• Exercise objective: Search the data for the word "screenshot". Reproduce every line where it is found.

(Items from an interface collection)
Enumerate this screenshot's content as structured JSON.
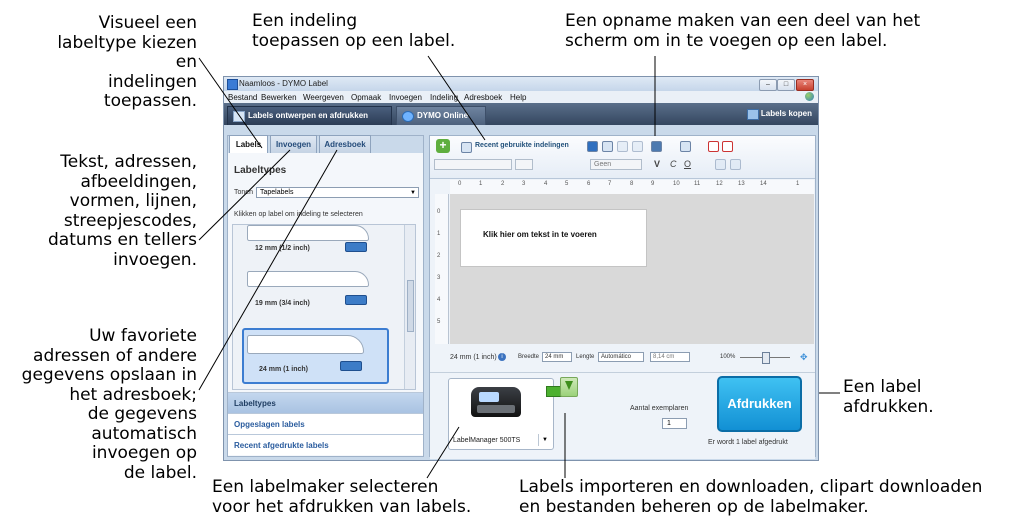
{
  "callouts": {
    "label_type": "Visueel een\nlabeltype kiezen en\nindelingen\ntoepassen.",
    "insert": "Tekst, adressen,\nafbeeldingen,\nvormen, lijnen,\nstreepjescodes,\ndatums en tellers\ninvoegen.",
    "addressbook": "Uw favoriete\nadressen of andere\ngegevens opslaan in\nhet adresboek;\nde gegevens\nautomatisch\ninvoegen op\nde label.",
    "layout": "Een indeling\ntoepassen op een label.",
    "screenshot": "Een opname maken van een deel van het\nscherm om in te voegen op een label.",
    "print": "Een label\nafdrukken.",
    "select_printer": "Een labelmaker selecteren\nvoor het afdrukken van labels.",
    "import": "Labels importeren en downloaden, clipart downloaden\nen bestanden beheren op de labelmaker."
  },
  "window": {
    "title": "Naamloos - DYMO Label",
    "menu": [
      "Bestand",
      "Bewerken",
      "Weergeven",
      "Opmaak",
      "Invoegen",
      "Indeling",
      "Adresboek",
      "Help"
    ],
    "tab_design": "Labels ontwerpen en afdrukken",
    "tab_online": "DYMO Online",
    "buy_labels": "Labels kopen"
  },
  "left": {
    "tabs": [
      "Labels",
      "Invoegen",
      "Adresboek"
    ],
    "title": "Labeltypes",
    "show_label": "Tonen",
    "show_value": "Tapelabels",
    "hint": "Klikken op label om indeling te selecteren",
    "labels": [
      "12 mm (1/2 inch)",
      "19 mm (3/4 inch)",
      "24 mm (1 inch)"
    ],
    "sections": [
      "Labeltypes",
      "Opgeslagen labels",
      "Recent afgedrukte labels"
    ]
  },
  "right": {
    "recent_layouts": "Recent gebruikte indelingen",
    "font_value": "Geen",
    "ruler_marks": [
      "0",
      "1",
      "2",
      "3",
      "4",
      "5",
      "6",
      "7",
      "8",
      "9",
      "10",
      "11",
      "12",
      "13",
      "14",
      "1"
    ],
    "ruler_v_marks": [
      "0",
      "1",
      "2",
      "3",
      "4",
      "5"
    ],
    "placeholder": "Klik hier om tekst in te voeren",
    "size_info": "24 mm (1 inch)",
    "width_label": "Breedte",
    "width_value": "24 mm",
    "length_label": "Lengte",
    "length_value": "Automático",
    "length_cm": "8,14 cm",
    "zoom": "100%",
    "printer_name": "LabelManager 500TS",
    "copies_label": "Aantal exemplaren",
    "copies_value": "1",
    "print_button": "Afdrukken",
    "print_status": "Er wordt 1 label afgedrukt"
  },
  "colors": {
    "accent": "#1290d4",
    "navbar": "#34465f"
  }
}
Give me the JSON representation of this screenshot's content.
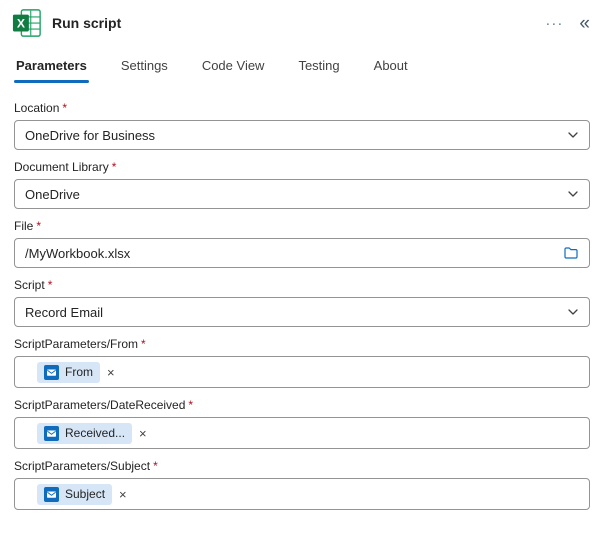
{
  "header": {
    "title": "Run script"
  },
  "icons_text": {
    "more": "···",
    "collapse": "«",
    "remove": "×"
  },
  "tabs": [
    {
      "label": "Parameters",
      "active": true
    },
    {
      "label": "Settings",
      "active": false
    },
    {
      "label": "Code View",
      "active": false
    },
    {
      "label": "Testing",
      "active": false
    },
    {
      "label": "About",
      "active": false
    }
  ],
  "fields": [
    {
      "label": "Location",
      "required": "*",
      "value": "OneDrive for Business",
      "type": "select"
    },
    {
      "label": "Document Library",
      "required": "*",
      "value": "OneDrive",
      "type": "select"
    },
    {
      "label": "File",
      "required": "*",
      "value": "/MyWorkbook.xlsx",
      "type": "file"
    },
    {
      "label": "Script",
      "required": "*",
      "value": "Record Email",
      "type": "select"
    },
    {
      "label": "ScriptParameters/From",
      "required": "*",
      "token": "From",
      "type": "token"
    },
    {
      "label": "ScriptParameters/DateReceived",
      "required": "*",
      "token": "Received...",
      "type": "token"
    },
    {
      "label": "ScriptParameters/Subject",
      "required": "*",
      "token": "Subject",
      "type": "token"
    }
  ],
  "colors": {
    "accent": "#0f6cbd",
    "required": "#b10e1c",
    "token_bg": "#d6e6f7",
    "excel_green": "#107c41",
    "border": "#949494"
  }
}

• Result:
Enumerate this screenshot's content as structured JSON.
    "screenshot": "Een opname maken van een deel van het\nscherm om in te voegen op een label.",
Give me the JSON representation of this screenshot's content.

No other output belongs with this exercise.